Federated Farmers’ latest six-monthly Banking Survey is open. Many thanks to the several hundred farmers who have so far responded. If you haven’t completed the survey, click here. It will take only a few minutes and as well as giving us invaluable intelligence on bank relationships you can go into a prize draw for a $500 grocery voucher.
Next week – Monetary Policy Review
The Reserve Bank reviews monetary policy settings on 24 November. It is almost certain to increase the OCR as it moves towards normalising monetary policy. The only real question is whether it increases by 25 points to 0.75% or 50 points to 1.00%. Market expectations suggest the 50 point option is on the table.
The Reserve Bank’s inflation and employment targets have both been quickly and greatly exceeded, and this would in normal times point to a robust response. However, it will be concerned about the ongoing economic impacts of the Delta outbreak and whether the recovery will be rapid or sluggish. It will also want time to assess whether inflationary pressures are transitory or more enduring.
Given its generally cautious, least regrets approach, the Reserve Bank is, I believe, more likely to take the 25 point option. However, it might also signal an interest rate track implying a higher end point of increases, say to have the OCR reach 2.00% by the end of 2022 (implying five 25 point increases next year).
The Reserve Bank may also discuss the future of the assets it purchased in 2020-21 as part of its Large Scale Asset Purchase (LSAP) programme, New Zealand’s version of quantitative easing. It stopped buying assets in July (earlier than initially planned) but the bonds purchased have maturity dates going out as far as 2041. It will be considering how to manage the portfolio as it seeks to normalise monetary policy. Will it sell down its bonds, let them mature, or partially reinvest the proceeds? Probably a mix of all three. Reducing its portfolio would be another form of monetary policy tightening and doing so might help reduce how high and how fast the OCR has to go.
NIWA Soil Moisture Data

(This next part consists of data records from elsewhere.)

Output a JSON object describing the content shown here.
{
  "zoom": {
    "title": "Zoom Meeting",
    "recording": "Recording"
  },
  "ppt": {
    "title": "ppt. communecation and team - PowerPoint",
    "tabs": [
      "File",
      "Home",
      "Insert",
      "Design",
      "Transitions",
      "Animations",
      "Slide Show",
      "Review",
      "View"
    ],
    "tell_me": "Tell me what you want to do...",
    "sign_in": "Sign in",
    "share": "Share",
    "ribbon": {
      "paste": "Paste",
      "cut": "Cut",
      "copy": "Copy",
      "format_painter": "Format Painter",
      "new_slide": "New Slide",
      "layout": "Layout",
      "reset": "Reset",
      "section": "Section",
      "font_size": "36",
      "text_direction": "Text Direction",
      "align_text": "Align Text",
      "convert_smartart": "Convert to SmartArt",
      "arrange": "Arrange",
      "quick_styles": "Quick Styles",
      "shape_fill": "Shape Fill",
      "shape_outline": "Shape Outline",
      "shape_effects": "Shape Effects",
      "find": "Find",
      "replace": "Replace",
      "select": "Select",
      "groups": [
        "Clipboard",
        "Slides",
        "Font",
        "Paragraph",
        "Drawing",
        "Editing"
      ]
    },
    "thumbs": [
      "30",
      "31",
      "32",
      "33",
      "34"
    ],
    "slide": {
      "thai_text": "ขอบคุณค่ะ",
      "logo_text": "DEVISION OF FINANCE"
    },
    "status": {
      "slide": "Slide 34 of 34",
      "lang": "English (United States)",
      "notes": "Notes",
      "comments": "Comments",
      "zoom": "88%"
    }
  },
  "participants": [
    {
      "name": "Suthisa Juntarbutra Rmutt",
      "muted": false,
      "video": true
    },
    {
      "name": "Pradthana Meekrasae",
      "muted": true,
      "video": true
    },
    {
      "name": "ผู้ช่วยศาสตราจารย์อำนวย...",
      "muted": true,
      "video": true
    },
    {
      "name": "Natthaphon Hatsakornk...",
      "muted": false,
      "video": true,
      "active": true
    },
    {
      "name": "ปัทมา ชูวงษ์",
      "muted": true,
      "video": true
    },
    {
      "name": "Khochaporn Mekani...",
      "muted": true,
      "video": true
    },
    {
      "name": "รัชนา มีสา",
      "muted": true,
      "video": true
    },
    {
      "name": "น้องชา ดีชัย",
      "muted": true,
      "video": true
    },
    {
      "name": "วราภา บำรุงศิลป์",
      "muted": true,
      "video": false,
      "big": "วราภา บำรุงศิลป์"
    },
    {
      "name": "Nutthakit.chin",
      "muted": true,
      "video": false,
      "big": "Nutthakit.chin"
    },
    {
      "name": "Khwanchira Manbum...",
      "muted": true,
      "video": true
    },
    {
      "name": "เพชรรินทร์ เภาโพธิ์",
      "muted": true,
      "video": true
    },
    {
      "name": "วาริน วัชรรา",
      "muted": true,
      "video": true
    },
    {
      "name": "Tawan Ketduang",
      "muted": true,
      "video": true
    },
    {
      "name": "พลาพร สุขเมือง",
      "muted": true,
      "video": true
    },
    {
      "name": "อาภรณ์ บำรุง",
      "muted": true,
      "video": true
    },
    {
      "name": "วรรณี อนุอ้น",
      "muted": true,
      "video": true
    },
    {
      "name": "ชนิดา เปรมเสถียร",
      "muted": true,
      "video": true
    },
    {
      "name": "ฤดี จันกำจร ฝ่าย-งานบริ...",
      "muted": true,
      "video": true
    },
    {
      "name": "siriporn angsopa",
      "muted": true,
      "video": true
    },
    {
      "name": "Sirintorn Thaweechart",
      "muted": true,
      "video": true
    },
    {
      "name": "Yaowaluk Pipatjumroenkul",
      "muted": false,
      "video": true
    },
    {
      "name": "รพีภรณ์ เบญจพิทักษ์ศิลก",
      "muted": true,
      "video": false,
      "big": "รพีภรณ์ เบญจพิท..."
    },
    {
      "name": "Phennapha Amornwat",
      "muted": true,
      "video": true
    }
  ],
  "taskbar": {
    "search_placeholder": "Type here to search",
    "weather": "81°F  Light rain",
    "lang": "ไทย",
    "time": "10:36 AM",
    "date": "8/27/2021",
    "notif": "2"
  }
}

NIWA’s latest soil moisture maps (as at 9am Thursday 18 November) show soils across much of the North Island significantly wetter than usual, with exception of the Wairarapa. Eastern areas of the South Island, except the area around Dunedin, are mostly drier than usual.
The NZ Dollar lost some ground this week, down 0.6% against the Trade Weighted Index. It was against all the major trading partner currencies except the Euro.
Source: Reserve Bank of NZ
Wholesale Interest Rates
Over the course of the week, the yield for the 90 Day Bank Bill was up three points to 0.87%, while the 10 year Government Bond yield was up one point to 2.65%.
The Reserve Bank will next review monetary policy settings (including the OCR) on 24 November. Another increase is likely.
|This Week (18/11/21)||Last Week (11/11/21)||Last Month (18/10/21)||Last Year (18/11/20)|
|90 Day Bank Bill||0.87%||0.84%||0.74%||0.25%|
|10 Year Government Bond||2.65%||2.64%||2.25%||0.89%|
Source: Reserve Bank of NZ